Study yields new information about dementia’s genetic risk factors

Genome sequencing leads to new understanding of genetic risk factors that might play a role in the risk of dementia.

Roberson2Erik Roberson, M.D., Ph.D., UAB Department of NeurologyResearchers at the University of Alabama at Birmingham and HudsonAlpha Institute for Biotechnology in Huntsville have learned new information about genetic risk factors that may contribute to dementia, potentially pushing the medical field closer to early detection.

The study, recently published in Molecular Case Studies, focused primarily on patients with early-onset dementia. With funding from the Daniel Foundation of Alabama, patients from the UAB Memory Disorders Clinic received genetic sequencing at HudsonAlpha.

The team at HudsonAlpha, led by Nick Cochran, Ph.D., found instances of known, significant risk factors. However, they also found cases where multiple moderate risk factors appeared to combine to contribute to further heightened risk.

“If we can create a more complete picture of the constellation of risk factors for dementia and observe the ways they interact, it could lead to more effective early tests to identify individuals who may be at high risk for dementia,” said Cochran. “This is critical because the most effective treatments for these diseases will be those that are administered early, perhaps even preventatively.”

The study looked at 32 patients, whose symptoms started at age 54 on average. More than 85 percent had some family history of dementia, and half have a strong family history. Diagnoses ranged from Alzheimer disease to frontotemporal dementia.

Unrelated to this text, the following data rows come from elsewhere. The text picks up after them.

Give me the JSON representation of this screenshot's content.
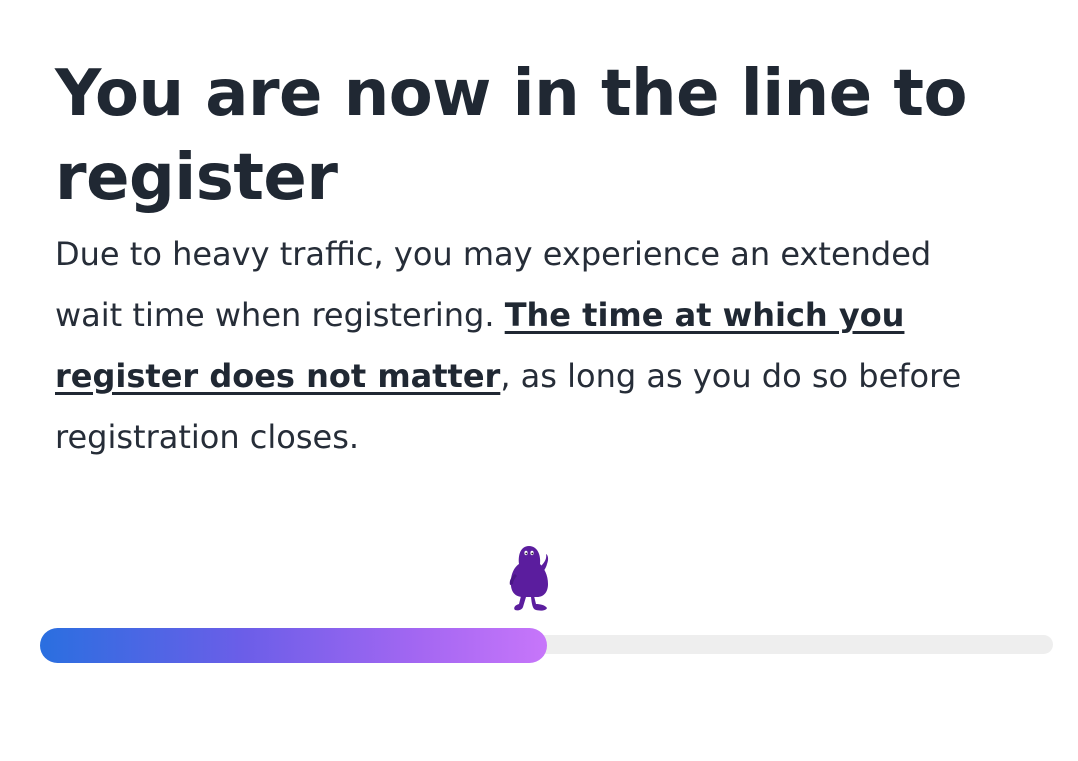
{
  "heading": "You are now in the line to register",
  "message": {
    "before": "Due to heavy traffic, you may experience an extended wait time when registering. ",
    "emphasis": "The time at which you register does not matter",
    "after": ", as long as you do so before registration closes."
  },
  "progress": {
    "fraction": 0.5,
    "fill_gradient": [
      "#2a6fe0",
      "#6b5ee8",
      "#a467f2",
      "#c776fa"
    ],
    "track_color": "#eeeeee"
  },
  "mascot": {
    "icon": "purple-mascot-icon",
    "color": "#5b1d9e"
  }
}
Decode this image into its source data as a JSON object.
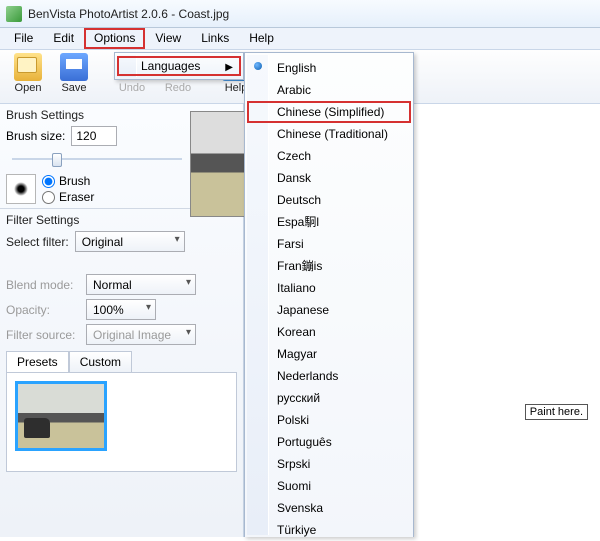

“The study found many of the patients carried risk variants in relevant genes,” said Erik Roberson, M.D., Ph.D., professor in the UAB Department of Neurology. “When you collect samples from patients like the ones in this study, you’re hoping to come back with any new piece of information for them. In this case, we were able to demonstrate where some of their familial risk was coming from, which matters a lot to both the patients and their caregivers.”

Roberson4Roberson says that there are some gene mutations which are known to lead to dementia, but the majority of patients with early-onset dementia do not have those mutations. Instead, the results of this study suggest that a cumulative effect from multiple risk variants may be responsible for many early onset cases.

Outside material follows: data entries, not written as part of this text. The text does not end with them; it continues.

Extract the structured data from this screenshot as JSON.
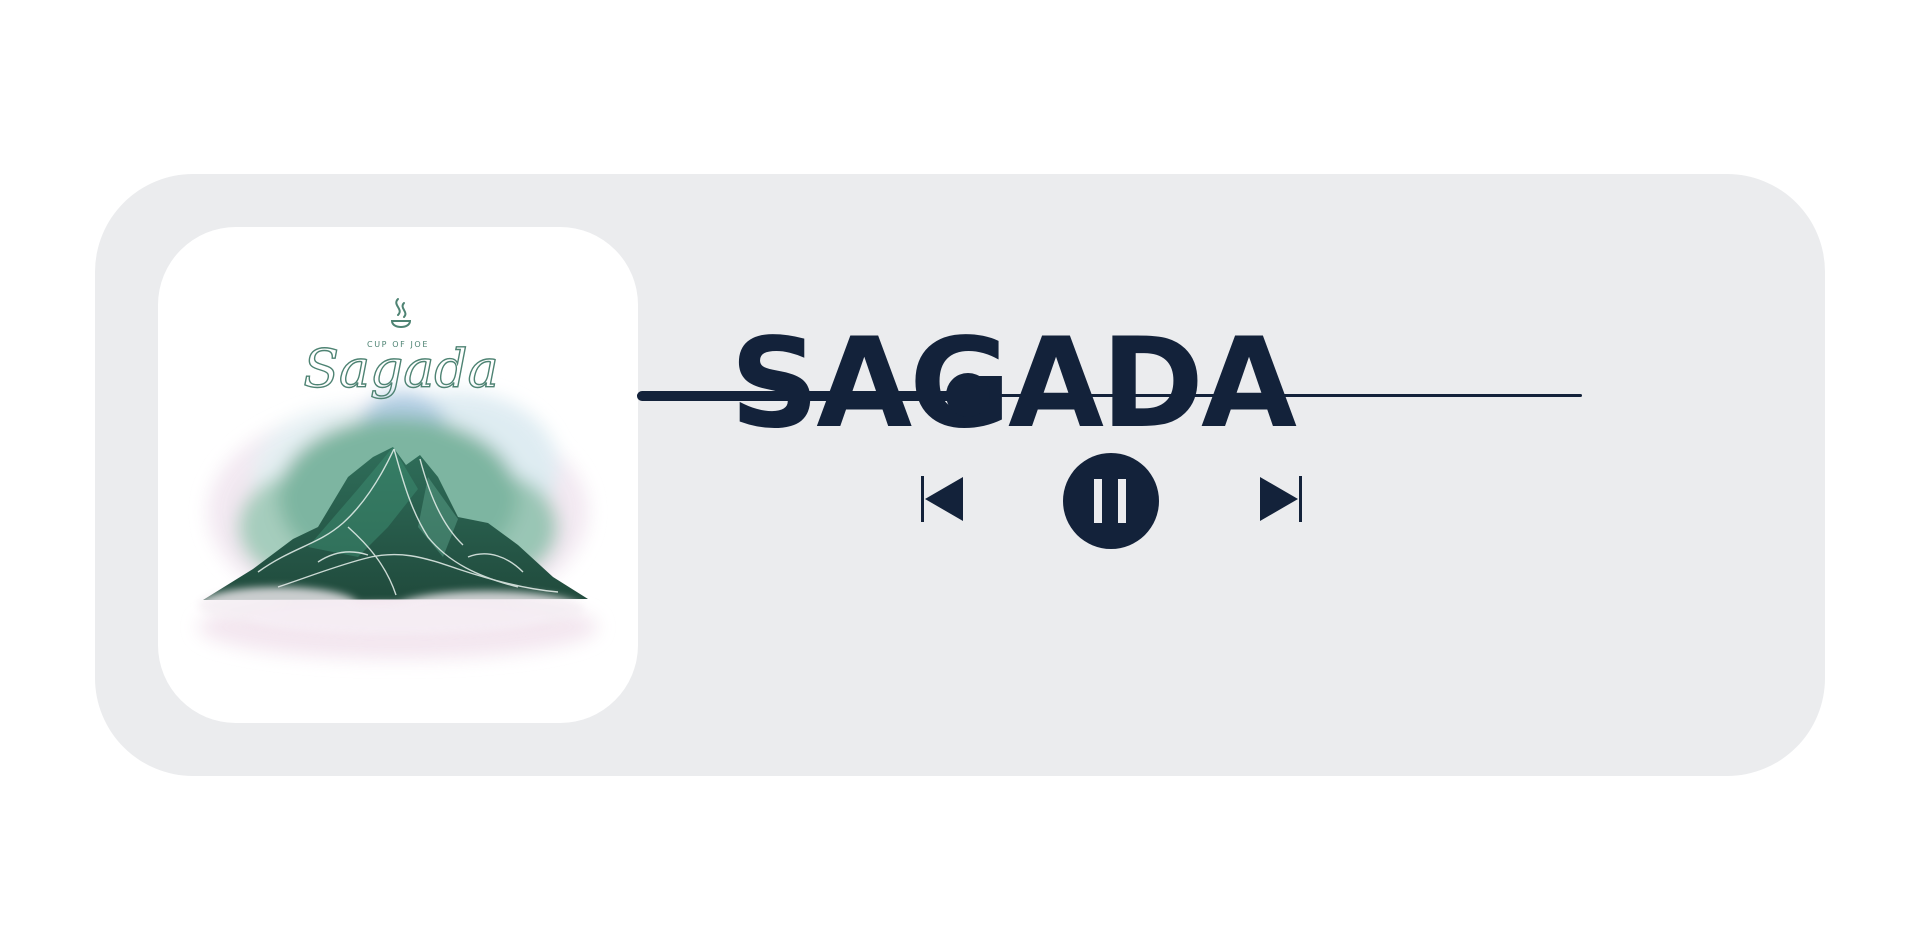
{
  "track": {
    "title": "SAGADA",
    "cover_label": "CUP OF JOE",
    "cover_script": "Sagada"
  },
  "playback": {
    "progress": 0.35,
    "state": "playing"
  },
  "controls": {
    "previous_icon": "skip-back-icon",
    "play_pause_icon": "pause-icon",
    "next_icon": "skip-forward-icon"
  },
  "colors": {
    "panel": "#ebecee",
    "ink": "#13223a",
    "cover_bg": "#ffffff",
    "mountain_green": "#2f6e5a",
    "cover_text": "#4e8373"
  }
}
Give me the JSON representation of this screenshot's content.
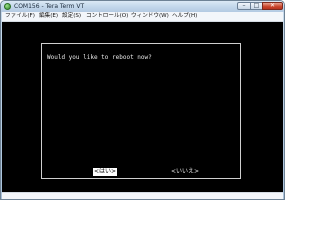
{
  "window": {
    "title": "COM156 - Tera Term VT",
    "app_icon": "tera-term-icon",
    "controls": {
      "minimize_icon": "minimize-icon",
      "minimize_glyph": "–",
      "maximize_icon": "maximize-icon",
      "maximize_glyph": "□",
      "close_icon": "close-icon",
      "close_glyph": "✕"
    }
  },
  "menubar": {
    "items": [
      "ファイル(F)",
      "編集(E)",
      "設定(S)",
      "コントロール(O)",
      "ウィンドウ(W)",
      "ヘルプ(H)"
    ]
  },
  "dialog": {
    "prompt": "Would you like to reboot now?",
    "yes_label": "<はい>",
    "no_label": "<いいえ>"
  },
  "colors": {
    "terminal_background": "#000000",
    "terminal_text": "#e8e8e8",
    "selected_background": "#ffffff",
    "selected_text": "#000000",
    "close_button": "#c8442a"
  }
}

Several patients in the study had a combination of moderate risk variants, suggesting that those variants may stack to contribute to a greater risk overall. Understanding the way these risk variants interact could make sequencing more informative for family members of the patients in the study — and eventually patients everywhere.

In some cases, these patients have more information if they want to get their families tested to see if they do harbor one of the near-certain disease-causing genetic changes, which can sometimes also qualify them for clinical trials.

The work continues with support from HudsonAlpha’s Memory and Mobility Fund. All patients in the study also provided additional biological samples to be used in researching biomarkers. The recently completed study looked for so-called germline risk factors — contributors that a patient would have from birth. Future phases will look at immune signatures from these patients, hoping to find early ways to see the body responding to the onset of dementia.

“For many families, learning the cause of the early-onset dementia that has been running in their family can bring a sense of peace,” Roberson said. “It provides opportunities for genetic counseling, for life-planning, and it gives us new avenues for research that might one day lead to effective therapies. This is truly precision medicine at work.”